Indiana Office of Management and Budget Director Chris Atkins presented the governor's spending plan to the State Budget Committee on Tuesday. It was the first public look at Pence’s budget proposal which increases state funding by about 1.4 percent each year, while also strengthening the state’s reserves.
"This is a jobs budget," said Pence in a news release. "It holds the line on spending, funds our priorities, and allows Hoosiers and most small businesses to keep more of their hard-earned income."
Pence’s budget allows room for the 10 percent personal income tax cut he promised during his campaign. The cut, which reduces revenue by $790 million, would be implemented over the course of the next two years. However, Republican leadership in both the House and Senate have raised concerns whether the state can afford the tax cut.
Education gets a slight boost, although not a full restoration of the $300 million cut by former governor Mitch Daniels in 2009. Pence’s budget increases state K-12 education funding by $63 million, or about one percent. Another $64 million in grants is dangled before the highest-performing schools based on the state’s A through F grading scale in 2015. Funding for full-day kindergarten remains intact both years.
Millions more dollars are set aside for higher education and job training.
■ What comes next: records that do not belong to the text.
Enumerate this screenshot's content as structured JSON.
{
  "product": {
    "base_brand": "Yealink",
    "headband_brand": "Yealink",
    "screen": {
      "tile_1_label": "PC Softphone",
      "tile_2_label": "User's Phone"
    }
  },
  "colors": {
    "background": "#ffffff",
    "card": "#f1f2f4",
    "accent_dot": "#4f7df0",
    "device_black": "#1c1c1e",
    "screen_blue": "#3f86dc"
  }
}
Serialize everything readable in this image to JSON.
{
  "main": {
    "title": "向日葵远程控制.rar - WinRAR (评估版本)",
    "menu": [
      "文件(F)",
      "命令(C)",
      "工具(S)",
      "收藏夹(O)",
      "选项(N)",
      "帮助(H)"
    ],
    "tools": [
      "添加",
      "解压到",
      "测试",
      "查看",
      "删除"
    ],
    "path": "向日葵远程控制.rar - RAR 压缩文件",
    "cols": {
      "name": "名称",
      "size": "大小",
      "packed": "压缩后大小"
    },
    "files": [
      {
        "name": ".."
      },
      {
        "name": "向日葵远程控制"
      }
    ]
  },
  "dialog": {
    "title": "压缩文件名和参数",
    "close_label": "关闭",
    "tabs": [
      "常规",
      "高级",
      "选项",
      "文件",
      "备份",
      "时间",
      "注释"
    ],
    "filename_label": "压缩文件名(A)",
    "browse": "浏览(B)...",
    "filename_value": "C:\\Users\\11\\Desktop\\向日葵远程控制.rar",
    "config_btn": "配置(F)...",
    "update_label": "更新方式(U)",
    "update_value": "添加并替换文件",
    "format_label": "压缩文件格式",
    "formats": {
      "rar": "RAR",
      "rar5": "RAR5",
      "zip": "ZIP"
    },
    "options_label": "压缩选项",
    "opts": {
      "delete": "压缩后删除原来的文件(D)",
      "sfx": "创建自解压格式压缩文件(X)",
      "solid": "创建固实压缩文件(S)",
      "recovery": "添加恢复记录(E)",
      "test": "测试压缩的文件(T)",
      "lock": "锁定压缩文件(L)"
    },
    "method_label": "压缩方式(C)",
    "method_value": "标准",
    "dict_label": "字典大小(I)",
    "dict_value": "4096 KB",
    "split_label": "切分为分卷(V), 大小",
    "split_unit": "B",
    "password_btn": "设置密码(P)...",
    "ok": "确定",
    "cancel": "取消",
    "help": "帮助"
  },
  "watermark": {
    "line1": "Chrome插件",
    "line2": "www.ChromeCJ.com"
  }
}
There is a one percent increase for the state’s public colleges and universities. $9 million will be put towards workforce improvement in each of the two years. Another $3 million in each year will go towards creating vocational programs in every high school in the state by creating the Indiana Works Council.
The budget does not include money for Medicaid expansion allowed under the federal Affordable Care Act, but it does increase Medicaid funding by $200 million in 2014 and again in 2015 in order to keep up with normal growth. The legislature will have a larger say in whether Indiana goes along with the Medicaid expansion under Obamacare.
Another $35 million will be poured into the maligned Indiana Department of Child Services to hire more caseworkers. The department’s new funding will be used to expand the emergency hotline.
The budget proposal uses more than $300 million from the state’s reserves for road and transportation projects. Currently, extra money beyond the state’s $2 billion surplus is redistributed to taxpayers and used to maintain pension funds. The amount is forecasted at $347 million over the next two years.
Now that Pence has put forth his spending plan, the state legislature will take up the budget next. The budget must be passed before the legisltative session ends April 29.